Marijuana Use During Pregnancy Highly Problematic
While the complete legalization of marijuana is necessary for an array of reasons in the United States, it is important to pay special attention to risks associated with the substance. A new study published in JAMA Psychiatry found that children who had been exposed to cannabis while in utero were more likely to possess psychotic-like behaviors, attention, social, and sleep problems, as well as weaker cognitive abilities. The more a woman used cannabis during her pregnancy, the more apparent the negative impacts became.
Marijuana use during pregnancy has been a growing phenomenon in the United States, as well as Canada. An analysis by the National Institute on Drug Abuse in 2019 of over 450,000 pregnant women aged 12 to 44 found that marijuana use during pregnancy more than doubled from 2002 to 2017. Researchers found that most cases of marijuana use during pregnancy were during the first three months of pregnancy, and use was more recreational than was medicinal.
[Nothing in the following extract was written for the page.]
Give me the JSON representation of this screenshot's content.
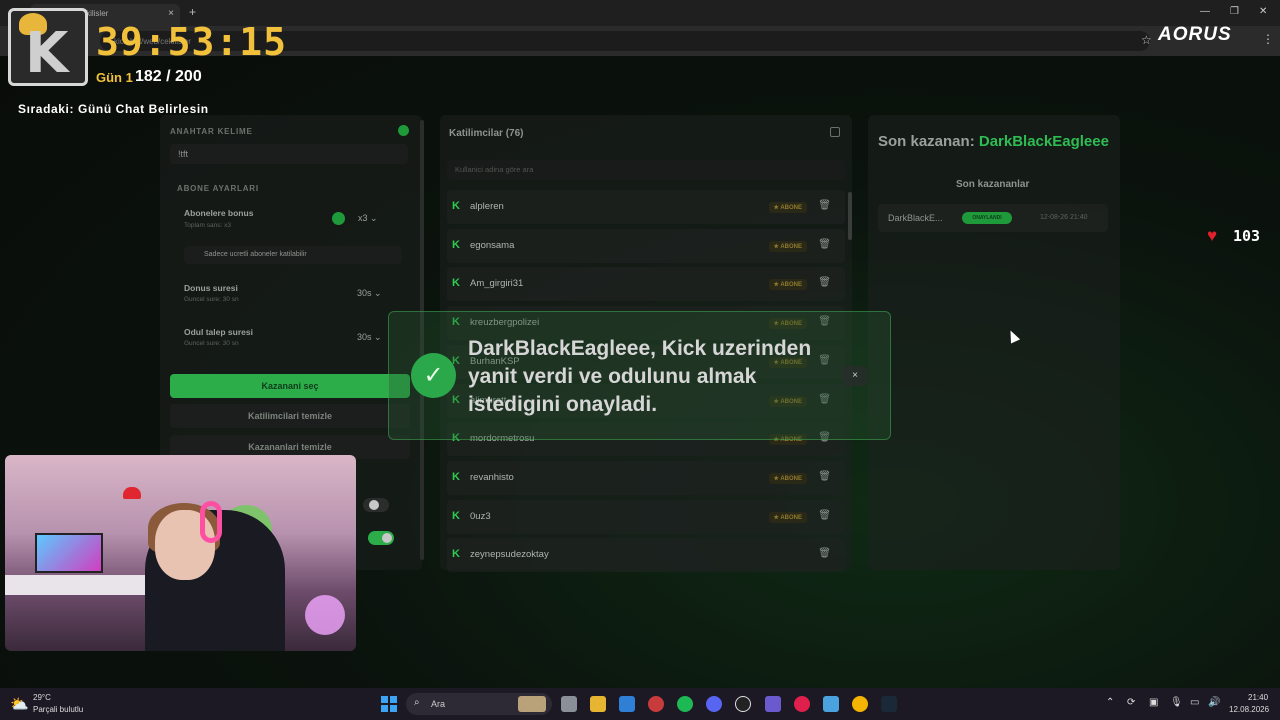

Scientists suggest the first three month of pregnancy are the most sensitive time for brain development in the fetus. THC from cannabis use travels from the mother’s bloodstream and enters the fetus’s developing brain. According to the Center For Diseases Control and Prevention, past studies have even proven a link to marijuana use during pregnancy and low birth-weights, hyperactivity, and attention issues. One study even found that women who use cannabis during pregnancy are 1.5 times more likely to have a child with autism.
Due to growing access to marijuana and an increase in the substance's potency, United States Surgeon General Jerome Adams warns that marijuana use even after birth can be dangerous to a child’s development because traces of THC have been found in breast milk for up to six days after the use of cannabis. Further, he warns that marijuana smoke contains the same components as tobacco and should never be smoked around a newborn.